▸ Activity
Each entry is to be retyped exactly as it appears. Leave the images out.

★ ★ ★ ★

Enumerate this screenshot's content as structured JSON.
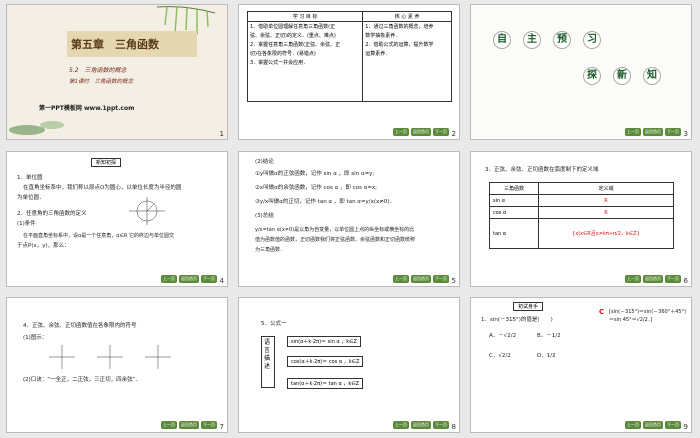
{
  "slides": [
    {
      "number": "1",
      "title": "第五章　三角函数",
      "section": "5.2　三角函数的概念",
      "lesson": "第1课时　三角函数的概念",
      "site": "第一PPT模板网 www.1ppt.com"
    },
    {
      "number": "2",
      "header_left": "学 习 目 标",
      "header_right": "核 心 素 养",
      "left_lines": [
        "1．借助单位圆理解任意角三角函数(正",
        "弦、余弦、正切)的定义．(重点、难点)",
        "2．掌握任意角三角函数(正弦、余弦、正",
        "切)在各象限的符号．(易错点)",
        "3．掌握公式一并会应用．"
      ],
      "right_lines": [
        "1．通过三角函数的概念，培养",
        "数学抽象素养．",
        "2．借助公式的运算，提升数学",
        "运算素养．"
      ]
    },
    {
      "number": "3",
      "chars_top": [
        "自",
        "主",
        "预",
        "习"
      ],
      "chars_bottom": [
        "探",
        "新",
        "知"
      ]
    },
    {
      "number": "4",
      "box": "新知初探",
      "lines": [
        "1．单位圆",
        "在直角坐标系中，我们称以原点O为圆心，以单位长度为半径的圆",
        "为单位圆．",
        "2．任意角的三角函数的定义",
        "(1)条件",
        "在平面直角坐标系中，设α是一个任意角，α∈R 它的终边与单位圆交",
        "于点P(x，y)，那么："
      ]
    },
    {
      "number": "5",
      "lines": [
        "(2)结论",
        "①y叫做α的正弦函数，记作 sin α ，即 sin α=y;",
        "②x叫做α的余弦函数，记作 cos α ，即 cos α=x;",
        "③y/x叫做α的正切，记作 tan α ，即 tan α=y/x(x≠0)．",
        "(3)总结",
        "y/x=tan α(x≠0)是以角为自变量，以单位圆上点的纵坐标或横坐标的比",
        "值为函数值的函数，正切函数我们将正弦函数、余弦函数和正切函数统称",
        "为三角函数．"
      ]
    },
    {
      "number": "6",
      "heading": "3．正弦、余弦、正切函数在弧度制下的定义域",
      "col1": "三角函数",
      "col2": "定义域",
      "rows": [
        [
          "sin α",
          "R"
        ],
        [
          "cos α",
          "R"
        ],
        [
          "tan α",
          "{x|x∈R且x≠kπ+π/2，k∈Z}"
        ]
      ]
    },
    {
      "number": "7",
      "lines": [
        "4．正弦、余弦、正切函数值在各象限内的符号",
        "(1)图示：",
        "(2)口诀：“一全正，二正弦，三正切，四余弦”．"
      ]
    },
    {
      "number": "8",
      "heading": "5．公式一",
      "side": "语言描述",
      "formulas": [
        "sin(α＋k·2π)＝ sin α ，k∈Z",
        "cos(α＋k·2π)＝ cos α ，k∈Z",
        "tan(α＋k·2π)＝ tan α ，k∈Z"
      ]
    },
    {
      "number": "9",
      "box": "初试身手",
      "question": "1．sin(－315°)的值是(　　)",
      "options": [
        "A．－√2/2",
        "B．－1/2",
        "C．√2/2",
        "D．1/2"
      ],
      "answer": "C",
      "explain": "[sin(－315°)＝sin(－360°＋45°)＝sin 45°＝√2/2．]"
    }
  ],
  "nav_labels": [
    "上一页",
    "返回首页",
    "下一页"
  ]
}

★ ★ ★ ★

▸ Response to this task
Enumerate this screenshot's content as structured JSON.
{
  "slides": [
    {
      "number": "1",
      "title": "第五章　三角函数",
      "section": "5.2　三角函数的概念",
      "lesson": "第1课时　三角函数的概念",
      "site": "第一PPT模板网 www.1ppt.com"
    },
    {
      "number": "2",
      "header_left": "学 习 目 标",
      "header_right": "核 心 素 养",
      "left_lines": [
        "1．借助单位圆理解任意角三角函数(正",
        "弦、余弦、正切)的定义．(重点、难点)",
        "2．掌握任意角三角函数(正弦、余弦、正",
        "切)在各象限的符号．(易错点)",
        "3．掌握公式一并会应用．"
      ],
      "right_lines": [
        "1．通过三角函数的概念，培养",
        "数学抽象素养．",
        "2．借助公式的运算，提升数学",
        "运算素养．"
      ]
    },
    {
      "number": "3",
      "chars_top": [
        "自",
        "主",
        "预",
        "习"
      ],
      "chars_bottom": [
        "探",
        "新",
        "知"
      ]
    },
    {
      "number": "4",
      "box": "新知初探",
      "lines": [
        "1．单位圆",
        "在直角坐标系中，我们称以原点O为圆心，以单位长度为半径的圆",
        "为单位圆．",
        "2．任意角的三角函数的定义",
        "(1)条件",
        "在平面直角坐标系中，设α是一个任意角，α∈R 它的终边与单位圆交",
        "于点P(x，y)，那么："
      ]
    },
    {
      "number": "5",
      "lines": [
        "(2)结论",
        "①y叫做α的正弦函数，记作 sin α ，即 sin α=y;",
        "②x叫做α的余弦函数，记作 cos α ，即 cos α=x;",
        "③y/x叫做α的正切，记作 tan α ，即 tan α=y/x(x≠0)．",
        "(3)总结",
        "y/x=tan α(x≠0)是以角为自变量，以单位圆上点的纵坐标或横坐标的比",
        "值为函数值的函数，正切函数我们将正弦函数、余弦函数和正切函数统称",
        "为三角函数．"
      ]
    },
    {
      "number": "6",
      "heading": "3．正弦、余弦、正切函数在弧度制下的定义域",
      "col1": "三角函数",
      "col2": "定义域",
      "rows": [
        [
          "sin α",
          "R"
        ],
        [
          "cos α",
          "R"
        ],
        [
          "tan α",
          "{x|x∈R且x≠kπ+π/2，k∈Z}"
        ]
      ]
    },
    {
      "number": "7",
      "lines": [
        "4．正弦、余弦、正切函数值在各象限内的符号",
        "(1)图示：",
        "(2)口诀：“一全正，二正弦，三正切，四余弦”．"
      ]
    },
    {
      "number": "8",
      "heading": "5．公式一",
      "side": "语言描述",
      "formulas": [
        "sin(α＋k·2π)＝ sin α ，k∈Z",
        "cos(α＋k·2π)＝ cos α ，k∈Z",
        "tan(α＋k·2π)＝ tan α ，k∈Z"
      ]
    },
    {
      "number": "9",
      "box": "初试身手",
      "question": "1．sin(－315°)的值是(　　)",
      "options": [
        "A．－√2/2",
        "B．－1/2",
        "C．√2/2",
        "D．1/2"
      ],
      "answer": "C",
      "explain": "[sin(－315°)＝sin(－360°＋45°)＝sin 45°＝√2/2．]"
    }
  ],
  "nav_labels": [
    "上一页",
    "返回首页",
    "下一页"
  ]
}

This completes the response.